Communication between parents and teens is already tricky because, well, teens are teens. However, the crazy lives that families in 2016 lead often contribute to this communication gap. Parents and teens have difficulty finding much time to sit down together and interact in this busy world, which is unfortunate because kids need parental interaction and guidance at this age perhaps more than at any other time of their lives. Screen-free (no TV, no checking smartphones—that includes parents) family dinners are a means to carve a little time to communicate. Take advantage of this opportunity to engage your children. Ask open-ended questions to get the conversation going, and be sure to share your own answers. Some conversation starters could include:
- What is the best thing that happened to you, and why?
- What is the funniest thing you saw today?
- What are you most grateful for today?
- What is the last dream you remembered?
- What would you like to do this weekend?
These are simple questions but get you talking; whether they lead to deeper conversation or more light-hearted interaction, communication occurs and trust is built and strengthened.
Though going out to eat or picking up dinner is better than nothing, cooking a meal at home and involving your kids in the preparation adds another dimension to Family Day. Besides being another opportunity for communication, collaborating on dinners further strengthens the bond between you and your children. There will be times when your teens must trust you and know you will work with them to solve problems. Preparing a meal together provides a mutual goal, and remember, it’s the journey, not the destination—if you tried something new for dinner and it doesn’t quite taste the way you hoped, you at least have a good story about how you and your family tried to make a casserole and ended up with soup.
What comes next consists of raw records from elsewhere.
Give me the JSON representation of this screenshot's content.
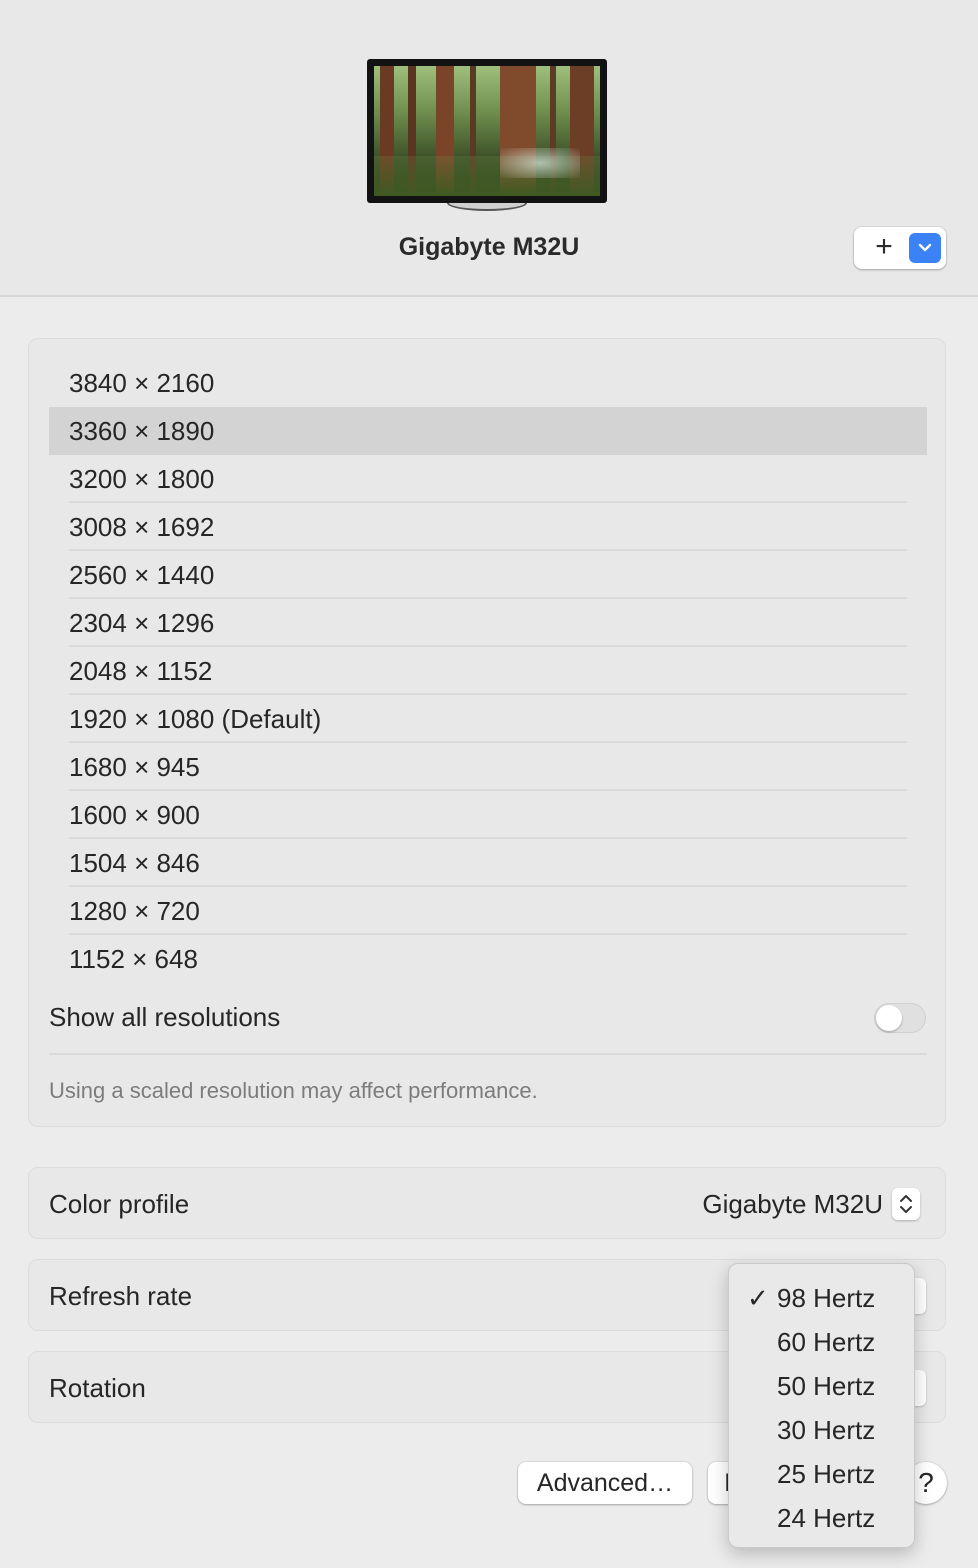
{
  "display": {
    "name": "Gigabyte M32U"
  },
  "header": {
    "add_label": "+"
  },
  "resolutions": {
    "items": [
      "3840 × 2160",
      "3360 × 1890",
      "3200 × 1800",
      "3008 × 1692",
      "2560 × 1440",
      "2304 × 1296",
      "2048 × 1152",
      "1920 × 1080 (Default)",
      "1680 × 945",
      "1600 × 900",
      "1504 × 846",
      "1280 × 720",
      "1152 × 648"
    ],
    "selected": "3360 × 1890",
    "show_all_label": "Show all resolutions",
    "show_all_enabled": false,
    "note": "Using a scaled resolution may affect performance."
  },
  "color_profile": {
    "label": "Color profile",
    "value": "Gigabyte M32U"
  },
  "refresh_rate": {
    "label": "Refresh rate",
    "options": [
      "98 Hertz",
      "60 Hertz",
      "50 Hertz",
      "30 Hertz",
      "25 Hertz",
      "24 Hertz"
    ],
    "selected": "98 Hertz",
    "check_glyph": "✓"
  },
  "rotation": {
    "label": "Rotation"
  },
  "footer": {
    "advanced_label": "Advanced…",
    "second_button_label": "I",
    "help_label": "?"
  },
  "colors": {
    "accent": "#3b82f6",
    "selected_row": "#d3d3d3",
    "background": "#ececec"
  }
}
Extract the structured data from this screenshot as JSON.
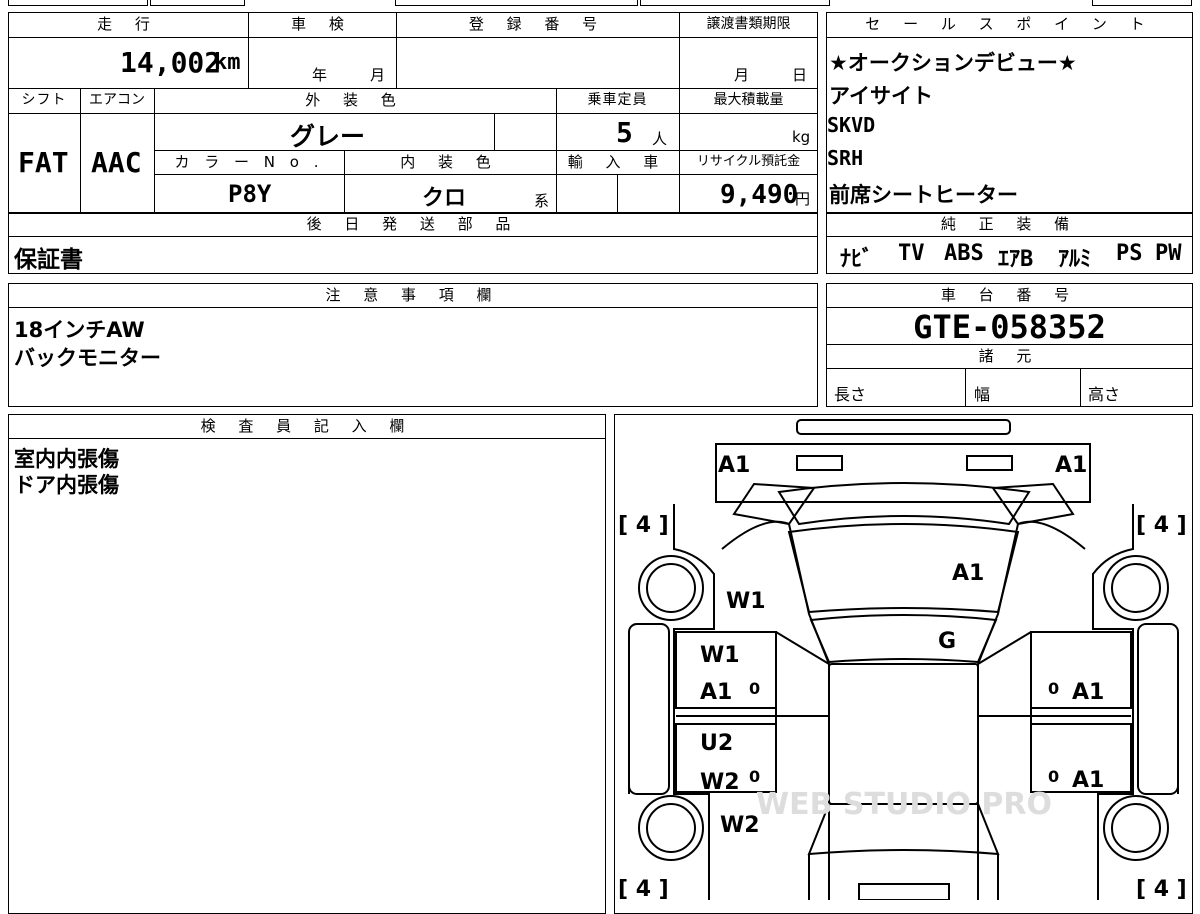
{
  "headers": {
    "mileage": "走 行",
    "inspection": "車 検",
    "registration": "登 録 番 号",
    "transfer_deadline": "譲渡書類期限",
    "shift": "シフト",
    "aircon": "エアコン",
    "exterior_color": "外 装 色",
    "capacity": "乗車定員",
    "max_load": "最大積載量",
    "color_no": "カ ラ ー N o .",
    "interior_color": "内 装 色",
    "import": "輸 入 車",
    "recycle": "リサイクル預託金",
    "later_parts": "後 日 発 送 部 品",
    "sales_points": "セ ー ル ス ポ イ ン ト",
    "genuine_equipment": "純 正 装 備",
    "notes": "注 意 事 項 欄",
    "chassis_no": "車 台 番 号",
    "specs": "諸 元",
    "inspector": "検 査 員 記 入 欄"
  },
  "vehicle": {
    "mileage_value": "14,002",
    "mileage_unit": "km",
    "inspection_year": "年",
    "inspection_month": "月",
    "deadline_month": "月",
    "deadline_day": "日",
    "shift": "FAT",
    "aircon": "AAC",
    "exterior_color": "グレー",
    "capacity_value": "5",
    "capacity_unit": "人",
    "load_unit": "kg",
    "color_no": "P8Y",
    "interior_color": "クロ",
    "interior_suffix": "系",
    "recycle_value": "9,490",
    "recycle_unit": "円",
    "later_parts": "保証書",
    "chassis_no": "GTE-058352",
    "length_label": "長さ",
    "width_label": "幅",
    "height_label": "高さ"
  },
  "sales_points": [
    "★オークションデビュー★",
    "アイサイト",
    "SKVD",
    "SRH",
    "前席シートヒーター"
  ],
  "equipment": [
    "ﾅﾋﾞ",
    "TV",
    "ABS",
    "ｴｱB",
    "ｱﾙﾐ",
    "PS",
    "PW"
  ],
  "notes_lines": [
    "18インチAW",
    "バックモニター"
  ],
  "inspector_lines": [
    "室内内張傷",
    "ドア内張傷"
  ],
  "diagram": {
    "tire_fl": "[ 4 ]",
    "tire_fr": "[ 4 ]",
    "tire_rl": "[ 4 ]",
    "tire_rr": "[ 4 ]",
    "front_left": "A1",
    "front_right": "A1",
    "hood": "A1",
    "windshield": "G",
    "left_fender": "W1",
    "left_door_front_1": "W1",
    "left_door_front_2": "A1",
    "left_door_rear_1": "U2",
    "left_door_rear_2": "W2",
    "left_rear_fender": "W2",
    "right_door_front": "A1",
    "right_door_rear": "A1",
    "mark_0": "0",
    "watermark": "WEB STUDIO PRO"
  }
}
Make Family Dinner A Habit
Although Family Day is just one day and one meal, it’s also meant to hopefully be a jumpstart to more family meals and more interaction. Look at your schedule for opportunities to eat dinner together. Often, those times exist, but parents get so busy that they don’t even consider sitting at the table for a meal, content to let the kids plop in front of the TV with their dinner plates while we do something else. Make the effort to look for these opportunities. Plan a pizza-and-board game night, which offers more hours of interaction and something you all can look forward to. And if family dinners don’t always work, try family breakfasts or lunches on weekdays and weekends—pancakes and bacon on a Sunday morning will definitely bring your kids to the table!
Informed Families is sponsoring Family Day in Florida, which, again, is set for Sept. 26. Visit our website for more information, and be part of our Family Day photo contest in which you snap a picture of your family enjoying dinner. Post that photo to social media and you will be eligible to win one of three $100 Publix gift cards.
How often does your family eat meals together in a typical week?